The squash grows to be about 35 cm (13 inches) wide by 63 cm (25 inches) tall, and weigh 7 to 20 ½ kg (15 to 45 pounds.)
Inside, it has yellowish-orange, finely-textured flesh with a sweet taste.
It grows on a vine-type plant that stretches out to be about 3 metres (10 feet) long.
110 to 120 days from seed.
A cultivar called “New England Blue Hubbard” produces squashes about one-third larger.
Best for baking. Very good for pies.
Blue hubbard squash stores very well.
They need to be harvested before frost. They should be cured in a warm area for 7 to 10 days, then stored in a cool, dark place.
Blue hubbard squash was introduced in 1909 by the Gregory Seed Company of Marblehead, Massachusetts founded by James John Howard Gregory. The company called it first “Symmes Blue Hubbard”, Symmes being the name of a gardener who worked for them.

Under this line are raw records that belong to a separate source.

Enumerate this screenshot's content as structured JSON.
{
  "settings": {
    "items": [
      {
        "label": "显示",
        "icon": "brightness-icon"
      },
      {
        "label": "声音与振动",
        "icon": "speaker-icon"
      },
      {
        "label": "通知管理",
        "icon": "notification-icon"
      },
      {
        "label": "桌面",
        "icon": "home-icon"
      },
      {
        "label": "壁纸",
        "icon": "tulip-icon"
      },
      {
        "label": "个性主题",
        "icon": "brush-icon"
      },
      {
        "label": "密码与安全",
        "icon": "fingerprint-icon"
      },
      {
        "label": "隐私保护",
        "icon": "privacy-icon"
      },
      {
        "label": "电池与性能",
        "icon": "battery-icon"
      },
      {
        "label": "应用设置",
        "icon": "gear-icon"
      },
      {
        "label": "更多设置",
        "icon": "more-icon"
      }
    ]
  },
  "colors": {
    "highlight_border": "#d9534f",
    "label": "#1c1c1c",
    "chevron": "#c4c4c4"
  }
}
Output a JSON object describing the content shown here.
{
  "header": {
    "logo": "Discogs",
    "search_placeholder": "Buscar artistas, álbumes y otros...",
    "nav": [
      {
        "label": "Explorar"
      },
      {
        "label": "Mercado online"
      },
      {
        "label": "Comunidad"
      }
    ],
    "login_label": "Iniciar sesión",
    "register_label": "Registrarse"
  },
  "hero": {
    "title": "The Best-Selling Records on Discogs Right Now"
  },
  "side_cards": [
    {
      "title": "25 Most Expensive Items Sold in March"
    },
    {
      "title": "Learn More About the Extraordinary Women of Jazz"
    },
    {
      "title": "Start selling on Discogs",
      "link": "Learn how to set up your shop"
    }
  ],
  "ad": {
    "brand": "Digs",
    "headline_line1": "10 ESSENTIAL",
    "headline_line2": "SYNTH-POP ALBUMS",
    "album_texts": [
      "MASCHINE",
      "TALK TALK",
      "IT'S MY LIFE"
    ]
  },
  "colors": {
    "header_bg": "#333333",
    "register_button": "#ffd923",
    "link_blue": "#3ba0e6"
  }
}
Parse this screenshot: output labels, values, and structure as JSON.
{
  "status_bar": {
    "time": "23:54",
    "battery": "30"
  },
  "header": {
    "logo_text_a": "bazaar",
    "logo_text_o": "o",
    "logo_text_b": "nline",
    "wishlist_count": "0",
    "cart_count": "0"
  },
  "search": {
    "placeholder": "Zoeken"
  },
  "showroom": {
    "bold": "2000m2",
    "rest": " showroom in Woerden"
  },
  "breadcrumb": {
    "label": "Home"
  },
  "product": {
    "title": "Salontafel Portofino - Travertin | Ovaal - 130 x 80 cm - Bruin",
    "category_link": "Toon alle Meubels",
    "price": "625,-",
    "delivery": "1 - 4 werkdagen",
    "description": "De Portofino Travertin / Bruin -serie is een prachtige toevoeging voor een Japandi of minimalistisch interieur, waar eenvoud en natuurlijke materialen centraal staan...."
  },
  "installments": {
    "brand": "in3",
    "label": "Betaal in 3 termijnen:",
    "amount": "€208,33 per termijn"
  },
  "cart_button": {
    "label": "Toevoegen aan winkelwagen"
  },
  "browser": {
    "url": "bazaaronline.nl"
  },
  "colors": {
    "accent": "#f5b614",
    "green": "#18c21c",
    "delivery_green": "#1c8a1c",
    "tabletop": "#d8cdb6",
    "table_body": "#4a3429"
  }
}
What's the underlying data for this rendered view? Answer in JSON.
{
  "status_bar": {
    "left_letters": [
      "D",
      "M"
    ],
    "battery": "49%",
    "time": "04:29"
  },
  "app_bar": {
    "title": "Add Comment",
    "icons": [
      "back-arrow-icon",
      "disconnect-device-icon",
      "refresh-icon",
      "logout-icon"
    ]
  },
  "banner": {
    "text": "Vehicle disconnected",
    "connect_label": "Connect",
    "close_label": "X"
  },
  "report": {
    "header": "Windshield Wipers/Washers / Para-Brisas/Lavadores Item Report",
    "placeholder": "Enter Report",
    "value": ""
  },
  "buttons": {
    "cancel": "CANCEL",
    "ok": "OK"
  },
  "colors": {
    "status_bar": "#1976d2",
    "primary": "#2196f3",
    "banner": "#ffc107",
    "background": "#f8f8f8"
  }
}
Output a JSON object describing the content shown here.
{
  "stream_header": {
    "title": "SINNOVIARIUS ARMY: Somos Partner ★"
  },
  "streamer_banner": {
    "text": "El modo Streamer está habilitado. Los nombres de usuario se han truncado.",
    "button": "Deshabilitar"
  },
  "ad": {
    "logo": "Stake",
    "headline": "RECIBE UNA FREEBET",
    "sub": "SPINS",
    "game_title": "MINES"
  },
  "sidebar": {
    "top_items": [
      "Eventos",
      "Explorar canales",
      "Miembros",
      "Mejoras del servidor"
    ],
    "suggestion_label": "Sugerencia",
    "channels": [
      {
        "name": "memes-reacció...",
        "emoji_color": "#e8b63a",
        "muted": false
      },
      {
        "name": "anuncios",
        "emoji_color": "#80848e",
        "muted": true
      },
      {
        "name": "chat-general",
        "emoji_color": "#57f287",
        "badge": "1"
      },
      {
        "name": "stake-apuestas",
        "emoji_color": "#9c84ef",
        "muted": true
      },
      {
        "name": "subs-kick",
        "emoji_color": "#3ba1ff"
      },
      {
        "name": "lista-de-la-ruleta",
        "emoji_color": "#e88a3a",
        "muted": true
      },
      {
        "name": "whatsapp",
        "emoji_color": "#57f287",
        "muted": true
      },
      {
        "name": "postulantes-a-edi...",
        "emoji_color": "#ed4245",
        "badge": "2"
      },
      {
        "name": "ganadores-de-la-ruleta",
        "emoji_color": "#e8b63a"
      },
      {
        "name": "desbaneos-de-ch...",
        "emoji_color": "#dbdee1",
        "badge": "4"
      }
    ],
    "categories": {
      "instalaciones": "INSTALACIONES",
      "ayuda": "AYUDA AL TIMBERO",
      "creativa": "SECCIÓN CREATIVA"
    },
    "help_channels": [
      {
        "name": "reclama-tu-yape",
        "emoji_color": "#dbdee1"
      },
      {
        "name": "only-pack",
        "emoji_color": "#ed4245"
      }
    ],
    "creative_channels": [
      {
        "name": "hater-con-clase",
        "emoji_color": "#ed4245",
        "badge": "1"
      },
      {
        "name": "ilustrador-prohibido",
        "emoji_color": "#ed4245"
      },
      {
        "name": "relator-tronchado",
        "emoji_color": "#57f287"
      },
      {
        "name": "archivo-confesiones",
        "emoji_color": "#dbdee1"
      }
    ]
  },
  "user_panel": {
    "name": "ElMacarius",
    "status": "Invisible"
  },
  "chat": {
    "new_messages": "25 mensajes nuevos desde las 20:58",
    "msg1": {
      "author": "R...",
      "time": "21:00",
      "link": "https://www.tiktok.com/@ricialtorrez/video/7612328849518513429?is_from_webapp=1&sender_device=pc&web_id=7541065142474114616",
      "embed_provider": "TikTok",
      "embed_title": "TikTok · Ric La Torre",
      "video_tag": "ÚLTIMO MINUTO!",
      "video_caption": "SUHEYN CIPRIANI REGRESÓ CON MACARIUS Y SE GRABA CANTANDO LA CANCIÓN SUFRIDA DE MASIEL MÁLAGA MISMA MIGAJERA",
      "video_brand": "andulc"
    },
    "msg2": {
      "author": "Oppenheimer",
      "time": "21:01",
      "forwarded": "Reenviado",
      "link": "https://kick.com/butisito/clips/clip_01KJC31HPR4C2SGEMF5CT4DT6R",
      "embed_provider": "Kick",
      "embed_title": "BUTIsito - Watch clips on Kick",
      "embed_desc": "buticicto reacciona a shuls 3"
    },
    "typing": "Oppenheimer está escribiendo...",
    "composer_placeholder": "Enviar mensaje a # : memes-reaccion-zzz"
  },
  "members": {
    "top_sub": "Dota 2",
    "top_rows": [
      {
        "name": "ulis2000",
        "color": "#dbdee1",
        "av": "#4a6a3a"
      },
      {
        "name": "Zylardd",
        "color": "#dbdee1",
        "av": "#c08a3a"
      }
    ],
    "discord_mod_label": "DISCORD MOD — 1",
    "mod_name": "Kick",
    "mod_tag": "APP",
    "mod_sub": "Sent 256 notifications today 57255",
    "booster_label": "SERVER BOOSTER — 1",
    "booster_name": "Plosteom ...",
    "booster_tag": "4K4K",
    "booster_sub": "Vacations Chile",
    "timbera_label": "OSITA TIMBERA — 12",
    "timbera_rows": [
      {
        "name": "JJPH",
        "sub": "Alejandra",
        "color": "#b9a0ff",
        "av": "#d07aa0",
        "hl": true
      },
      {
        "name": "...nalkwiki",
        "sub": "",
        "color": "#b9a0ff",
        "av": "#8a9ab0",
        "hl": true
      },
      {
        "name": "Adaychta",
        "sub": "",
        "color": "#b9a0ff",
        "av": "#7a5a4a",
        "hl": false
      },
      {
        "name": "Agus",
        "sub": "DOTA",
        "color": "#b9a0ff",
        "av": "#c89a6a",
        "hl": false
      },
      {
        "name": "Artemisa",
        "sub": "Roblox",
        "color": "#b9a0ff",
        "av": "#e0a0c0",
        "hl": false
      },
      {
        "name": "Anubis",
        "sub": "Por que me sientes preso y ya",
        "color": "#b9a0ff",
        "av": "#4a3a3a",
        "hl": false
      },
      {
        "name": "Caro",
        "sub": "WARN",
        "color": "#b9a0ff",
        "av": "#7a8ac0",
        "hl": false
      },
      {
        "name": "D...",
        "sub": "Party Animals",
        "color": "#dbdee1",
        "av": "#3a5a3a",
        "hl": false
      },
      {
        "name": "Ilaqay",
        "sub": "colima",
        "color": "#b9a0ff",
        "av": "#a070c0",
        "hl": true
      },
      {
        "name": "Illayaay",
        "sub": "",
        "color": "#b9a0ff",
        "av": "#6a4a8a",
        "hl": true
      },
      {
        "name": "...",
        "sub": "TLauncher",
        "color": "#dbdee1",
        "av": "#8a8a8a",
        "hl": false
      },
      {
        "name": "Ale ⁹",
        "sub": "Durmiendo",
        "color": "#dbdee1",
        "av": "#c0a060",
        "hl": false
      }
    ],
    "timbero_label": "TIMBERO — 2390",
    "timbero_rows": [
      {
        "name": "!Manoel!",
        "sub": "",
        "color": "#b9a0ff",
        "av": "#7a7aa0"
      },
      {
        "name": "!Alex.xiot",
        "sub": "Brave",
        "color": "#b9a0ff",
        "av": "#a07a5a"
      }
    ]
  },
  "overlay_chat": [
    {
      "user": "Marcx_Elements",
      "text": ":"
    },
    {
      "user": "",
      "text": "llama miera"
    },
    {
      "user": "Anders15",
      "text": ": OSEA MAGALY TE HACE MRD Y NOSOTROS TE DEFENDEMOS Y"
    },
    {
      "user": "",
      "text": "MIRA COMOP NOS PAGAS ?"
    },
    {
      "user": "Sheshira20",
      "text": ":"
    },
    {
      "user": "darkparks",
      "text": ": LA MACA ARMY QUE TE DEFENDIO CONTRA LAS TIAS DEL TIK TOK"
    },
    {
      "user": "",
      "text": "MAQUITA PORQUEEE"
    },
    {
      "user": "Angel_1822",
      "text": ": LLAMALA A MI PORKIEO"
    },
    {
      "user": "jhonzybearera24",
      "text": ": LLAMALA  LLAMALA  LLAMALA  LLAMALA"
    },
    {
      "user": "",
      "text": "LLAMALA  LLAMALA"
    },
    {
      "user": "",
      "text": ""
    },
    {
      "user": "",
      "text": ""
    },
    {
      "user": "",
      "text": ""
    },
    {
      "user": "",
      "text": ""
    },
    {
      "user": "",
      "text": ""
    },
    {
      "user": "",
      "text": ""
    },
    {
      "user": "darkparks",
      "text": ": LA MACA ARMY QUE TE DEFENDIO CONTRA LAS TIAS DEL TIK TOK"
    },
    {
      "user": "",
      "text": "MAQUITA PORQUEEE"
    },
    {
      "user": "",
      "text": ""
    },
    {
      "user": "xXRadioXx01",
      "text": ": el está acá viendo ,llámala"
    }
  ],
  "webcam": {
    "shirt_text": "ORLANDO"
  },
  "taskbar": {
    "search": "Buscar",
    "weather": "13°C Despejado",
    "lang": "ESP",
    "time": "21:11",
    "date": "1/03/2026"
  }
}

Some speculate that the squash was a spontaneous cross between Green Hubbard and Marblehead squashes that Symmes discovered. Others say that the squash originated in the West Indies.